The inaugural Musgrave Park Cancer Walk held in South Brisbane has been labelled a huge success, with over 200 people walking to raise cancer awareness among Aboriginal and Torres Strait Islander people.
The walk, held on 2 February 2014, brought together Aboriginal and Torres Strait Islander and non-Indigenous Australians to talk about cancer in Aboriginal and Torres Strait Islander people, treatment and care options, the importance of early detection and need for regular cancer check-ups.
The Musgrave Park Cancer Walk was held to dismiss myths surrounding cancer as a precursor to World Cancer Day on 4 February. Fittingly, this year’s World Cancer Day theme was “de-bunk the myths about cancer”.
Senior Menzies cancer researcher, Associate Professor Gail Garvey, said the strong show of public support demonstrated that key messages around cancer awareness and the need for open discussion were getting through.
“Until recently, cancer has been something we didn’t talk about, despite the disease being the second leading cause of death among Indigenous people and accounting for a greater number of deaths each year than diabetes and kidney disease,” Assoc Prof Garvey said.
“The community spirit and togetherness were clearly evident on the day, with families travelling from as far as Tweed Heads, NSW and southwest of Brisbane to attend and speak at the inaugural event.”
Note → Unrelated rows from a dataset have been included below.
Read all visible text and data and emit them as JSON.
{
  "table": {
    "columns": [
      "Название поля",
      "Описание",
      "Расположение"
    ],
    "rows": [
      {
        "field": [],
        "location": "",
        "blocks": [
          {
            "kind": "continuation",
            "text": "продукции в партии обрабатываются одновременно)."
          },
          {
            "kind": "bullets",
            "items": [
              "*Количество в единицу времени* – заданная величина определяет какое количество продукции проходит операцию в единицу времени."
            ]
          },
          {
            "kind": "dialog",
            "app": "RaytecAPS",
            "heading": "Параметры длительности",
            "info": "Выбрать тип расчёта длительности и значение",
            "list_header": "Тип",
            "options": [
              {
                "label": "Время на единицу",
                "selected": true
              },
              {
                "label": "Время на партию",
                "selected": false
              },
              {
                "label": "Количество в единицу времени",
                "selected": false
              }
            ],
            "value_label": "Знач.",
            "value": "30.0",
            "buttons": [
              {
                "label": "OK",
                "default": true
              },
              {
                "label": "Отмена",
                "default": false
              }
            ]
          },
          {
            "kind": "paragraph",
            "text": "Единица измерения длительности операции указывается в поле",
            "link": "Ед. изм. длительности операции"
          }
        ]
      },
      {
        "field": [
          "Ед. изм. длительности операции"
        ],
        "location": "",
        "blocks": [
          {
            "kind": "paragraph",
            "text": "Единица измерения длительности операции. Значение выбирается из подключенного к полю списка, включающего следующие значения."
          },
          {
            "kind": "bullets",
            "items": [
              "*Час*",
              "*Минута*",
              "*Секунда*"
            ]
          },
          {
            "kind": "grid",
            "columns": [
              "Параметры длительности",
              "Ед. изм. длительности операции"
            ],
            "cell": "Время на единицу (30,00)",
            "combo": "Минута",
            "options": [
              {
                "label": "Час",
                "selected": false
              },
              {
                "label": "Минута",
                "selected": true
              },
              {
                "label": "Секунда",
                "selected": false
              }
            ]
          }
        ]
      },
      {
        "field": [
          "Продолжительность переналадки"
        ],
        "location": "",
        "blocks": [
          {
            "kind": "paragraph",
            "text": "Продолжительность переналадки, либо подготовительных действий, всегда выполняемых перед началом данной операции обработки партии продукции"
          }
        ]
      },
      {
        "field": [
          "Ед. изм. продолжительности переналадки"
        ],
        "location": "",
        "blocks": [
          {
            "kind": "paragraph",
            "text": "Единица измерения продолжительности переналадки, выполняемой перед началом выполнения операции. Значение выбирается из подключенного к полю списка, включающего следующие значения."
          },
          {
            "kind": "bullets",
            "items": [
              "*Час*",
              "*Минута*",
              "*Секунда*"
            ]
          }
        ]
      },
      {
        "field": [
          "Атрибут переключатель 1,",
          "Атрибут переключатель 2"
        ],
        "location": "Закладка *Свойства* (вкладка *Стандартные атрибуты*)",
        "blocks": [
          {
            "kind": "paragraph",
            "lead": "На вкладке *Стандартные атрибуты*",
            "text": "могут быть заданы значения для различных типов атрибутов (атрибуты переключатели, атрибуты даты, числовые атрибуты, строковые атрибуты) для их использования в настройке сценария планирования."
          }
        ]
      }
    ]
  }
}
Over 20 Aboriginal men, women and children travelled nearly 200km from Laidley to form the Lola Brown Memorial Group in honour of their mother, aunty and grandmother, who recently passed away from cancer.
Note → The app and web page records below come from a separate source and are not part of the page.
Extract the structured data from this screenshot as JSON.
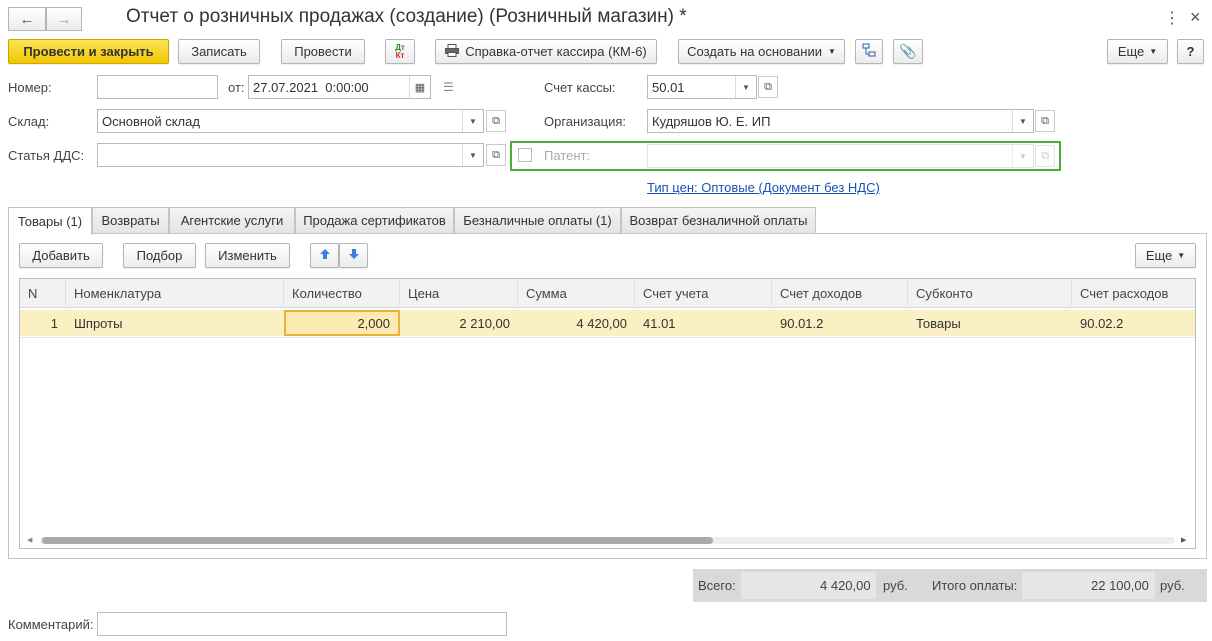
{
  "window": {
    "title": "Отчет о розничных продажах (создание) (Розничный магазин) *"
  },
  "toolbar": {
    "post_close": "Провести и закрыть",
    "save": "Записать",
    "post": "Провести",
    "dtkt_dt": "Дт",
    "dtkt_kt": "Кт",
    "print_report": "Справка-отчет кассира (КМ-6)",
    "create_based": "Создать на основании",
    "more": "Еще",
    "help": "?"
  },
  "form": {
    "number_label": "Номер:",
    "number_value": "",
    "date_label": "от:",
    "date_value": "27.07.2021  0:00:00",
    "cash_account_label": "Счет кассы:",
    "cash_account_value": "50.01",
    "warehouse_label": "Склад:",
    "warehouse_value": "Основной склад",
    "org_label": "Организация:",
    "org_value": "Кудряшов Ю. Е. ИП",
    "dds_label": "Статья ДДС:",
    "dds_value": "",
    "patent_label": "Патент:",
    "patent_value": "",
    "price_type_link": "Тип цен: Оптовые (Документ без НДС)"
  },
  "tabs": [
    {
      "label": "Товары (1)"
    },
    {
      "label": "Возвраты"
    },
    {
      "label": "Агентские услуги"
    },
    {
      "label": "Продажа сертификатов"
    },
    {
      "label": "Безналичные оплаты (1)"
    },
    {
      "label": "Возврат безналичной оплаты"
    }
  ],
  "table_toolbar": {
    "add": "Добавить",
    "pick": "Подбор",
    "change": "Изменить",
    "more": "Еще"
  },
  "table": {
    "headers": [
      "N",
      "Номенклатура",
      "Количество",
      "Цена",
      "Сумма",
      "Счет учета",
      "Счет доходов",
      "Субконто",
      "Счет расходов"
    ],
    "rows": [
      [
        "1",
        "Шпроты",
        "2,000",
        "2 210,00",
        "4 420,00",
        "41.01",
        "90.01.2",
        "Товары",
        "90.02.2"
      ]
    ]
  },
  "totals": {
    "total_label": "Всего:",
    "total_value": "4 420,00",
    "total_currency": "руб.",
    "paid_label": "Итого оплаты:",
    "paid_value": "22 100,00",
    "paid_currency": "руб."
  },
  "comment": {
    "label": "Комментарий:",
    "value": ""
  },
  "colors": {
    "primary_button": "#f2c600",
    "selected_row": "#fbf0c4",
    "active_cell_border": "#e9b13c",
    "patent_border": "#4cab3a",
    "link": "#1a52b5"
  }
}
Assoc Prof Garvey reiterated the importance of good nutrition and lifestyle choices as being critical in the fight against cancer.
"We all have to eat well, eat lots of fruit and vegetables, do lots of exercise, try and give up the smokes is one of the best ways to prevent cancer,” she said.
“But if you feel something's not right, if you feel a bit of a lump or you’re coughing up some blood, go and see your Aboriginal medical service, go and talk to your GP, or go and have a conversation with a health worker about what to do next.”
“That's the best thing you can do, and go and do it early. Don't wait."
The walk was a joint initiative between the National Indigenous Cancer Network (NICaN), Menzies School of Health Research, the Aboriginal and Islander Community Health Service – Brisbane Ltd, Musgrave Park Family Fun Day, Cancer Council Queensland, QIMR Berghofer Medical Research Institute and Queensland Aboriginal and Islander Health Council.
Aboriginal leukaemia survivor, Mrs Melinda Cain from Tweed Heads, NSW, travelled to Brisbane to speak at the event about her cancer experience to “spread the word about cancer to the community.”
“I was diagnosed with leukaemia in 2012 when I was 24 weeks pregnant,” Mrs Cain said.
“It’s a hard thing getting treatment and I did it because of my family and that’s what you've got to do.”
“What I wanted to do was to speak about my sickness to show that cancer is something that we can tackle together to deal with it in our mob.”
NICaN is one of the main organisers of this event and it was established by the Menzies School of Health Research, Cancer Council Australia, the Lowitja Institute and the Indigenous HealthInfonet.
NICaN plays a major role in sharing information about cancer with researchers, communities, organisations and the families of those affected by cancer.
The second Musgrave Park Cancer Walk will be held on 1 February 2015 in the lead-up to World Cancer Day, 4 February 2015.